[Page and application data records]
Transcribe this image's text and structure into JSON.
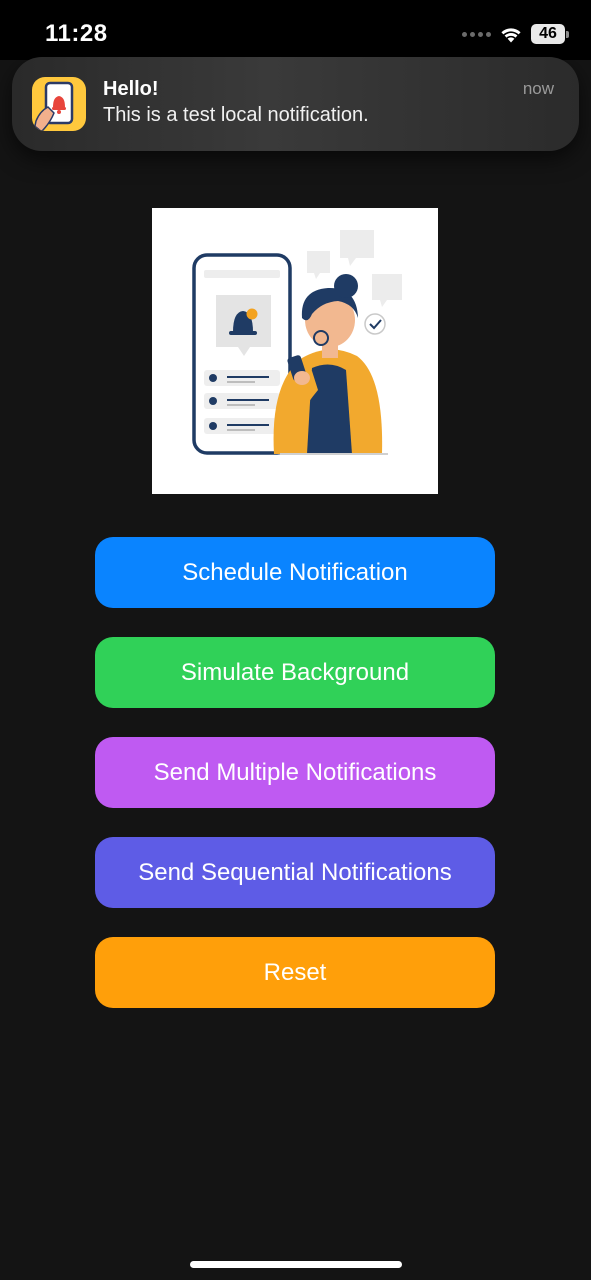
{
  "status_bar": {
    "time": "11:28",
    "battery_level": "46"
  },
  "notification": {
    "title": "Hello!",
    "body": "This is a test local notification.",
    "time": "now",
    "app_icon": "phone-bell-hand-icon"
  },
  "illustration": {
    "description_icon": "notification-illustration"
  },
  "buttons": {
    "schedule": "Schedule Notification",
    "background": "Simulate Background",
    "multiple": "Send Multiple Notifications",
    "sequential": "Send Sequential Notifications",
    "reset": "Reset"
  },
  "colors": {
    "schedule": "#0a84ff",
    "background": "#30d158",
    "multiple": "#bf5af2",
    "sequential": "#5e5ce6",
    "reset": "#ff9f0a",
    "app_background": "#141414"
  }
}
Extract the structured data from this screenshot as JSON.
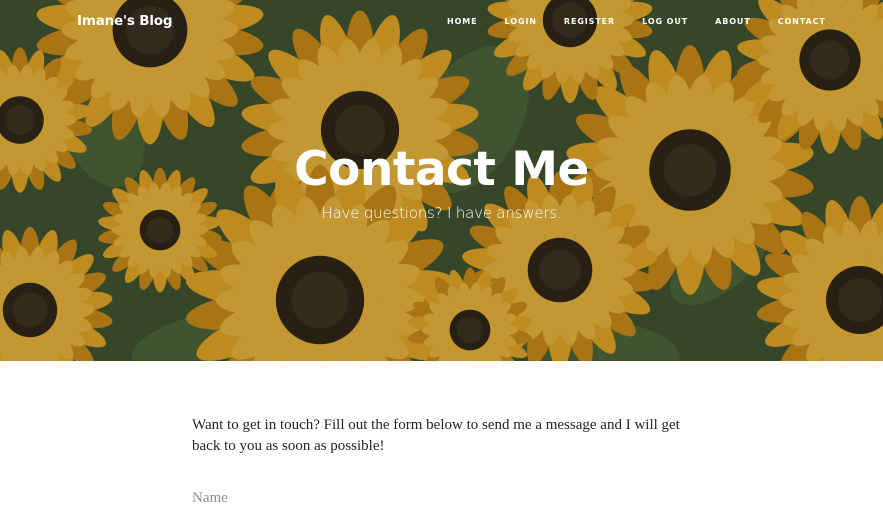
{
  "brand": {
    "name": "Imane's Blog"
  },
  "nav": {
    "items": [
      "HOME",
      "LOGIN",
      "REGISTER",
      "LOG OUT",
      "ABOUT",
      "CONTACT"
    ]
  },
  "hero": {
    "title": "Contact Me",
    "subtitle": "Have questions? I have answers.",
    "background": "sunflowers-photo"
  },
  "content": {
    "intro": "Want to get in touch? Fill out the form below to send me a message and I will get back to you as soon as possible!"
  },
  "form": {
    "name_placeholder": "Name"
  },
  "colors": {
    "petal": "#e3a726",
    "petal_dark": "#c98a16",
    "center": "#2b2415",
    "foliage": "#3c5230",
    "text": "#212529",
    "placeholder": "#868e96"
  }
}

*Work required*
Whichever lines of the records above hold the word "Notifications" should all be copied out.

*Result of this exercise*
    "multiple": "Send Multiple Notifications",
    "sequential": "Send Sequential Notifications",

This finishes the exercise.